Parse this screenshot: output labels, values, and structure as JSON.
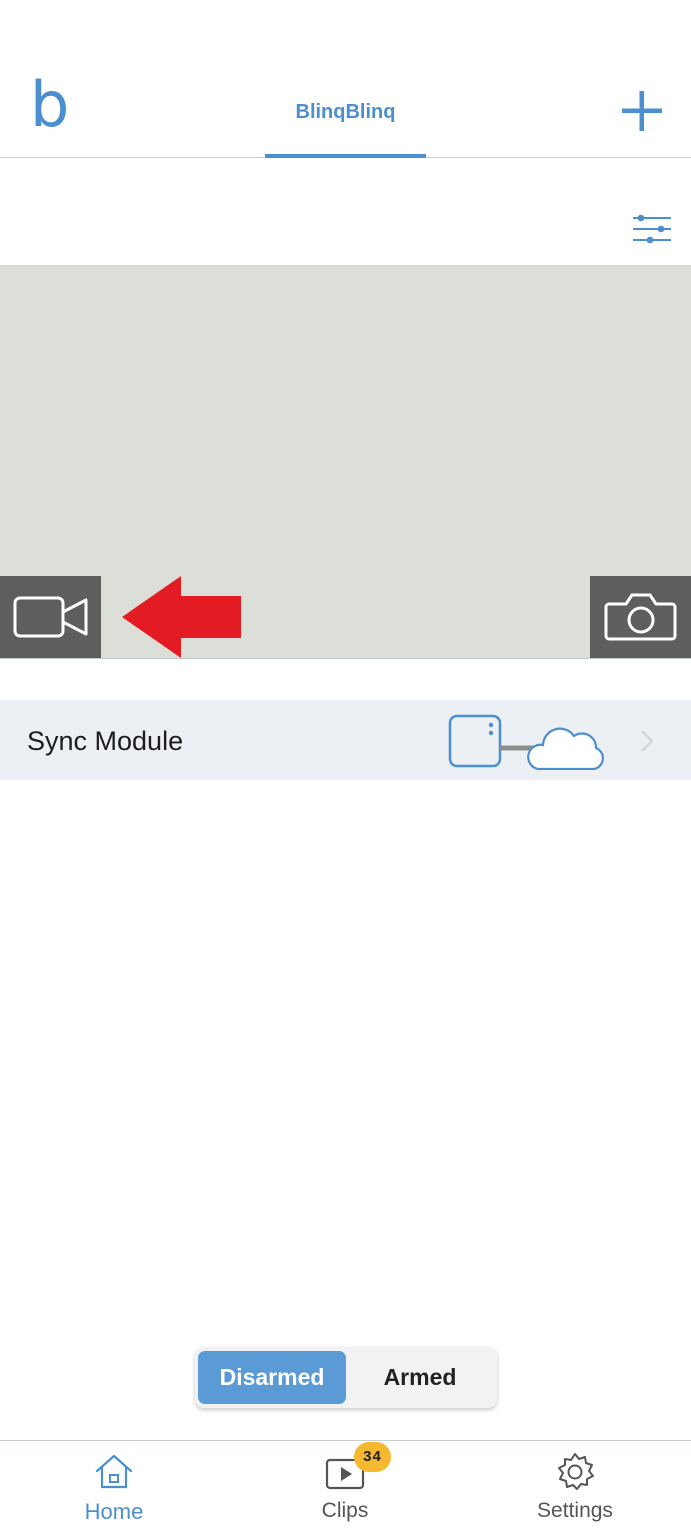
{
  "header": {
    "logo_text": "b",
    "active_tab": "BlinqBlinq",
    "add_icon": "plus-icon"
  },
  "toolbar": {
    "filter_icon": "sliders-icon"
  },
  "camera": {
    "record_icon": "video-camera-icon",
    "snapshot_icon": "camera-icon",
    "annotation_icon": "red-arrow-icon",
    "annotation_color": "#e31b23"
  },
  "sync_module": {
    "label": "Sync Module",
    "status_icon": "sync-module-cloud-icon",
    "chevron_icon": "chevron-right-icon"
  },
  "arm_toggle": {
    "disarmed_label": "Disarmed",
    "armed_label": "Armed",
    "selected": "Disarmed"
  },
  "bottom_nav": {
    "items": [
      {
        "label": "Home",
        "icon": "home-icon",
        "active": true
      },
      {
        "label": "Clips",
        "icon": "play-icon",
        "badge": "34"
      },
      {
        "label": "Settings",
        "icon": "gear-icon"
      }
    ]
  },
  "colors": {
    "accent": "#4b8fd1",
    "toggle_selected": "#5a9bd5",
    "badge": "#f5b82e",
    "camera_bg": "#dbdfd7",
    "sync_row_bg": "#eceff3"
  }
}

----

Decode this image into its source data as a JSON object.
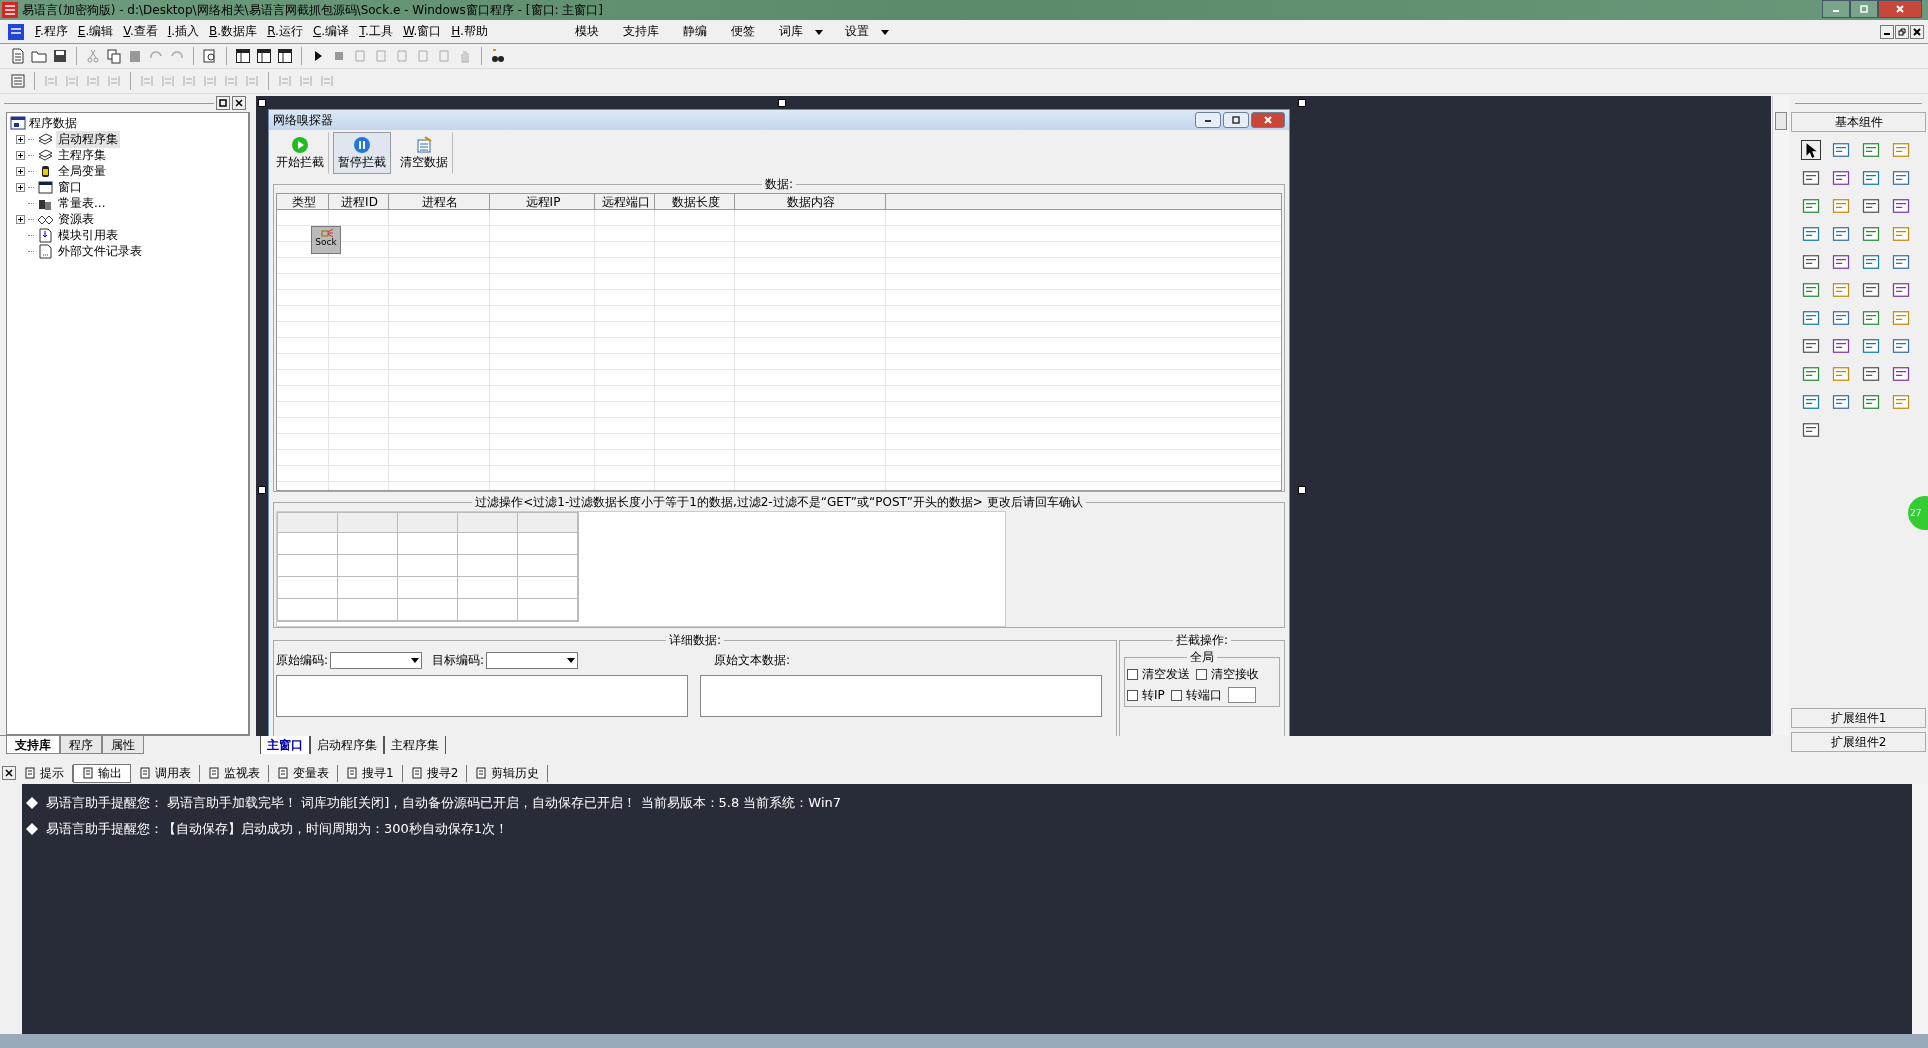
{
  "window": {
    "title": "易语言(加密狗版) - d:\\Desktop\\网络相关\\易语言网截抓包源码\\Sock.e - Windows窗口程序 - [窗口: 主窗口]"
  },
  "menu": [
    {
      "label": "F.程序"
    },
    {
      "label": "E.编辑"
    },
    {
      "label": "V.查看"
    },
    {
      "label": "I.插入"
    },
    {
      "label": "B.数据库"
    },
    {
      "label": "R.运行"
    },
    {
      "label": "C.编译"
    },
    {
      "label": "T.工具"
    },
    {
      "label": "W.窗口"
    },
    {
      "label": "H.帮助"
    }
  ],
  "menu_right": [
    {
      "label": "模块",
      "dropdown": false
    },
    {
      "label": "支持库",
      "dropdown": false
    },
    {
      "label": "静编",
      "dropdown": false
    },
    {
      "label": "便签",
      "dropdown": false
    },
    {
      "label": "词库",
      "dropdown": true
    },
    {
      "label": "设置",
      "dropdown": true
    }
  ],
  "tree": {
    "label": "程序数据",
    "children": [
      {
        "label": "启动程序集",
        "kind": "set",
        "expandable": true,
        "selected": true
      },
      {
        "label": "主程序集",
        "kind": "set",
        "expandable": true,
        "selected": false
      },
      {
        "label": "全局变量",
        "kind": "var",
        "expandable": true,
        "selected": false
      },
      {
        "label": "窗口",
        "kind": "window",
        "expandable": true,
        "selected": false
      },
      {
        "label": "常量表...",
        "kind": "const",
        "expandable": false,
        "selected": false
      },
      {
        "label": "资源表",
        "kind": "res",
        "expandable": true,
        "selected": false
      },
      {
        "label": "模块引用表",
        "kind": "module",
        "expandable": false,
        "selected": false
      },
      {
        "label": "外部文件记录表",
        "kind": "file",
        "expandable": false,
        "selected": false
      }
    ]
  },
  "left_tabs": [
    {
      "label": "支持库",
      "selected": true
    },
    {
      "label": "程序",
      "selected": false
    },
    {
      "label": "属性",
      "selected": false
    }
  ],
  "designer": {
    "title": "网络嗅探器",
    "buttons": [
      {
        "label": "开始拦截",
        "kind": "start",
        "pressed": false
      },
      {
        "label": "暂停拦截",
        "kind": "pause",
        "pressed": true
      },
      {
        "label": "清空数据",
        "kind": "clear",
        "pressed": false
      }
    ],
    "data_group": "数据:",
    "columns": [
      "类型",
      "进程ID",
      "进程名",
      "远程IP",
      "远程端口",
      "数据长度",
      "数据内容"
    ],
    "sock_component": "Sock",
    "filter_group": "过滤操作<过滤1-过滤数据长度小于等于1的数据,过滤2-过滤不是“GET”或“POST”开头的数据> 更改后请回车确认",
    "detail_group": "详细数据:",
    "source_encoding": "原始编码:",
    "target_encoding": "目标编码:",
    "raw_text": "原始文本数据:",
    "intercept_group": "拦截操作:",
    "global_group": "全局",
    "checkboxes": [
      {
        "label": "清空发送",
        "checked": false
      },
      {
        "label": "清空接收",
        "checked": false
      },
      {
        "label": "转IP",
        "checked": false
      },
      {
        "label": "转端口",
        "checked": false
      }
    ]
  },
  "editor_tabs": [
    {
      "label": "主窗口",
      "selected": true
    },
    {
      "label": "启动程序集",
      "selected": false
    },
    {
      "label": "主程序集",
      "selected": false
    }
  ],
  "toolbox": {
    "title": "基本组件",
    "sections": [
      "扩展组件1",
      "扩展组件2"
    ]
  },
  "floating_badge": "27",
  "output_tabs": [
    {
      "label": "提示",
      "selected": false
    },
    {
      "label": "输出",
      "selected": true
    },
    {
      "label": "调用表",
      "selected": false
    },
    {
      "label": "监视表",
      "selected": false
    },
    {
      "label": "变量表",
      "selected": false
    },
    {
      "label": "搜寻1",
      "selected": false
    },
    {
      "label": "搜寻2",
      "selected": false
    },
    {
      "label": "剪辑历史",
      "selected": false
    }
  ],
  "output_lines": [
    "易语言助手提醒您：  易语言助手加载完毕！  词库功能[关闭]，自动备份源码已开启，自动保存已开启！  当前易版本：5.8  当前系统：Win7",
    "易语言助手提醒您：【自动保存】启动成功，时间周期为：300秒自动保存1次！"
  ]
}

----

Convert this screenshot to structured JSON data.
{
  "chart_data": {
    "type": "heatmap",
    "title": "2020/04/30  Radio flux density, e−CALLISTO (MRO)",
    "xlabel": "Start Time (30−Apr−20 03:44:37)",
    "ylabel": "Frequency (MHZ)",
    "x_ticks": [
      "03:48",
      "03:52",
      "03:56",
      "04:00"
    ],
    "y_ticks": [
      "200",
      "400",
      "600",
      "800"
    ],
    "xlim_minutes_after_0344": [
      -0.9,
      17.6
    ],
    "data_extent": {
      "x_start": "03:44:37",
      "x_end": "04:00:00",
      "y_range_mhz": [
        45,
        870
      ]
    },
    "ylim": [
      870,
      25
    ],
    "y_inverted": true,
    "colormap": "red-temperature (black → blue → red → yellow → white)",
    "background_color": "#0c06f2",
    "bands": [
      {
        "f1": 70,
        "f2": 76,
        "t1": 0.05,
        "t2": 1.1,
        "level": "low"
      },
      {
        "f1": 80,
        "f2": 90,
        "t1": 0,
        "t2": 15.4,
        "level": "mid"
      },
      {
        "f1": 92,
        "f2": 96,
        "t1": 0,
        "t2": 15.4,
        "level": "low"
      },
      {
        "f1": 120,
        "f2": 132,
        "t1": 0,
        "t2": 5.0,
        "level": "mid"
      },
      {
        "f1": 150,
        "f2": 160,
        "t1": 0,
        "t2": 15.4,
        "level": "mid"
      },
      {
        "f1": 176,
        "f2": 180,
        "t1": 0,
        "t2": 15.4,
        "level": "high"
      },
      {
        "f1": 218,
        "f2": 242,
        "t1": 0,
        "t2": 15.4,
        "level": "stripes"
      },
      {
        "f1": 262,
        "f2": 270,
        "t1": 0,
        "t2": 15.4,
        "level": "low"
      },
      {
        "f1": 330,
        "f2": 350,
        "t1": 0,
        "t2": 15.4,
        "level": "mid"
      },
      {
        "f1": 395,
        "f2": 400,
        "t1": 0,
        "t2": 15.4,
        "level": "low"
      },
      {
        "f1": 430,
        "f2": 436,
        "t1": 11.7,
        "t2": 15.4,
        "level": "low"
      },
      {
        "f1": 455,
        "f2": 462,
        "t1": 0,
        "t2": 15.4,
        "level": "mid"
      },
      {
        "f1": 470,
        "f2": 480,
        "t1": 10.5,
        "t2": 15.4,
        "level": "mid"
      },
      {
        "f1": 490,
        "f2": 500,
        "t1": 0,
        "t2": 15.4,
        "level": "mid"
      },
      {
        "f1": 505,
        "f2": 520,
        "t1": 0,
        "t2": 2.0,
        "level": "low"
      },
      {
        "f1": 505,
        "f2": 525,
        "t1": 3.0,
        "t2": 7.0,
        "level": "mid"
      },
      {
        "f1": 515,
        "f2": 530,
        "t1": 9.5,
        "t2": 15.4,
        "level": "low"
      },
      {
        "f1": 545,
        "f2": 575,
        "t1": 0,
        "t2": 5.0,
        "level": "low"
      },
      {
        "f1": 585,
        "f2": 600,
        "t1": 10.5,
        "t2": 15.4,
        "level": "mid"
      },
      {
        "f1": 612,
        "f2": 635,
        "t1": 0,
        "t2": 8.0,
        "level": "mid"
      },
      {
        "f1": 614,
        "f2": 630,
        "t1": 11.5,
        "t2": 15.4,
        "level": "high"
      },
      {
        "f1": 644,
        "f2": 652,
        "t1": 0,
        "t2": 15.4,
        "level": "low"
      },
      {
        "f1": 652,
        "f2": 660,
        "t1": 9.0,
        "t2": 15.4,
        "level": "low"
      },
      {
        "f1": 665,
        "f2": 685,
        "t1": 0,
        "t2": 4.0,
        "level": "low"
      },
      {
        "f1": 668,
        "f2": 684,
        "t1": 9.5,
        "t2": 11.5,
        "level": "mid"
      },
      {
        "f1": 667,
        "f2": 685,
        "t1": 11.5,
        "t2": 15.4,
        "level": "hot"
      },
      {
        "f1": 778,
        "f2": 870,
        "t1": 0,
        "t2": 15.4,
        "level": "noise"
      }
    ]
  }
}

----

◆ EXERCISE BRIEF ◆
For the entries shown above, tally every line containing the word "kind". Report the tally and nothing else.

◆ WRITTEN ANSWER ◆
11